Dogs clearly were not in that group. Wayne now believes that dog and human interactions went through three primary stages:
1- Hunter gatherers, possibly even Neanderthals, interacted with dogs, probably benefiting from their presence. For example, dogs might have kept other, more dangerous, carnivores out of the way. They could have also helped with hunting.
2- With the emergence of agriculture, dogs lived near humans and adapted to an agricultural diet. Prior studies have found that dogs in such regions possess higher numbers of amylase genes that help to digest starch. Wolves have these genes too, the scientists found, but usually not in such high amounts.
3- In more recent history, humans have selectively bred dogs, which has dramatically changed the appearance, behavior and other attributes of dogs.
Throughout this overall period of time, interbreeding with wolves occurred, and still happens, further complicating the genetic relationship between wolves and dogs.
Elaine Ostrander, an investigator at the National Human Genome Research Institute, told Discovery News, "This paper is exciting for students of canine history as well as dog owners because it clarifies the events leading up to dog domestication. We now know that it was not a single event, but several, which makes sense when we think about the extraordinary variation that we seen in modern dogs."

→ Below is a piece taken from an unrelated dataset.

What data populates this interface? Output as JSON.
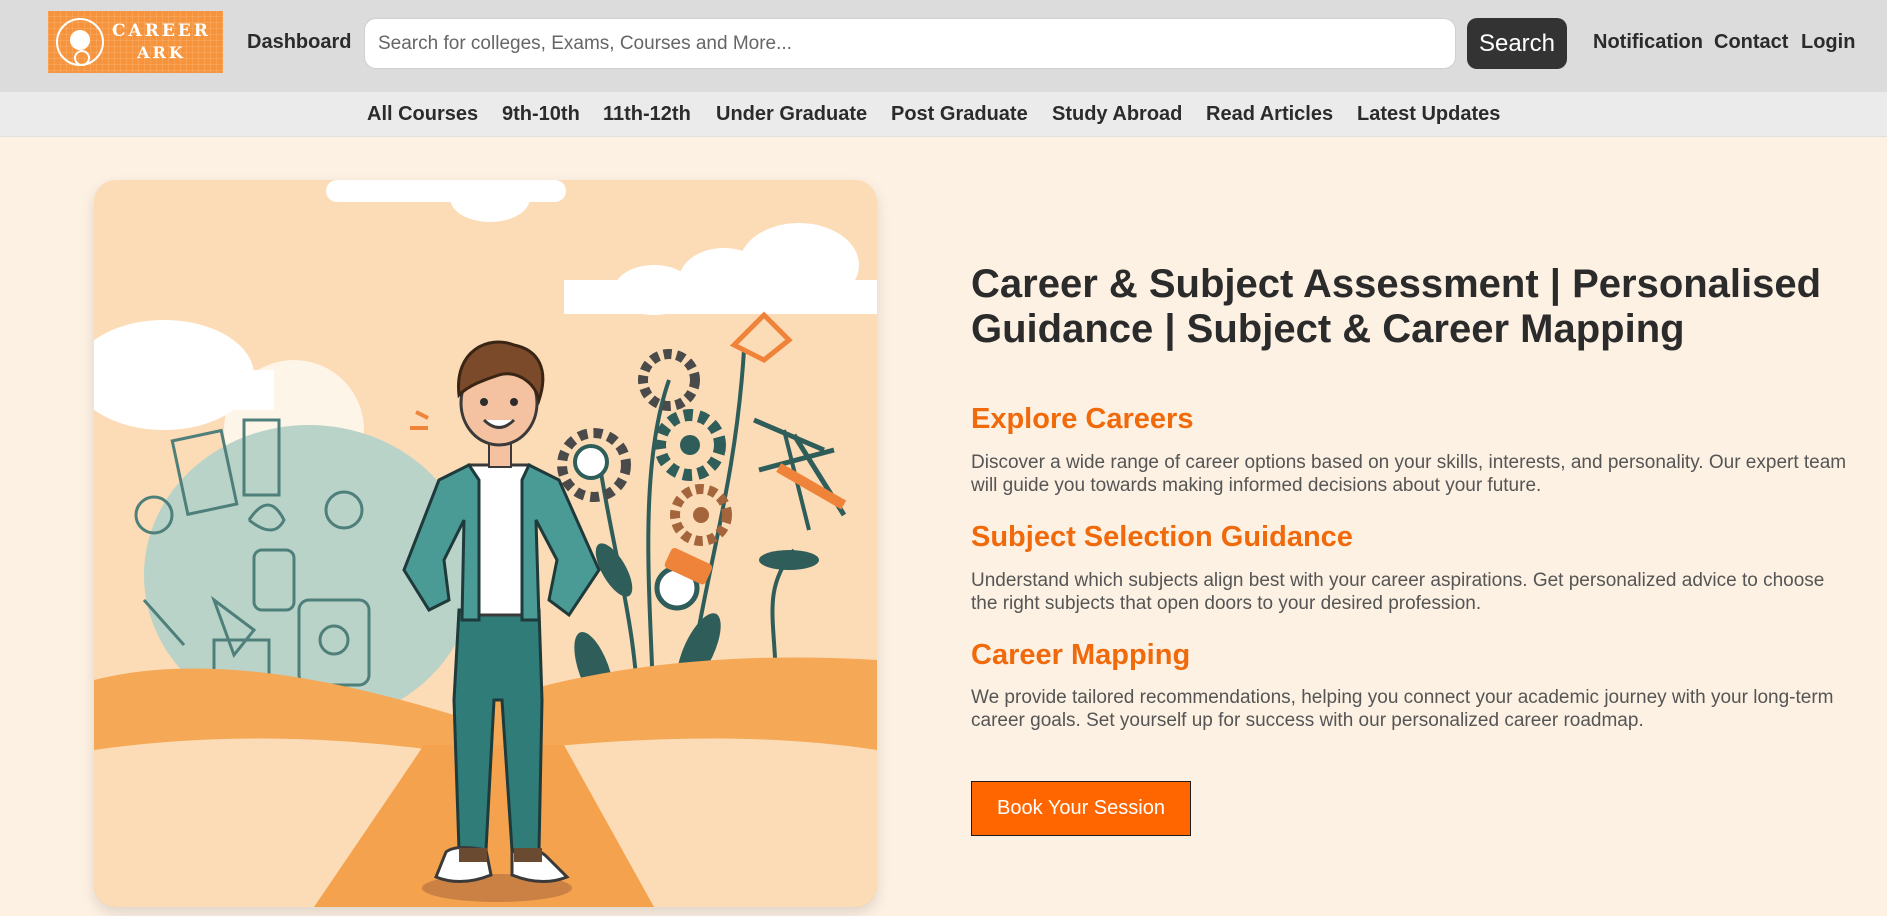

She added, "We also know that the critical intermediate -- the dog/wolf -- is not alive on the planet today. However we don't know why. Did is suffer from some infectious disease, a plague of sorts? Was it killed off by other animals? Did it starve?"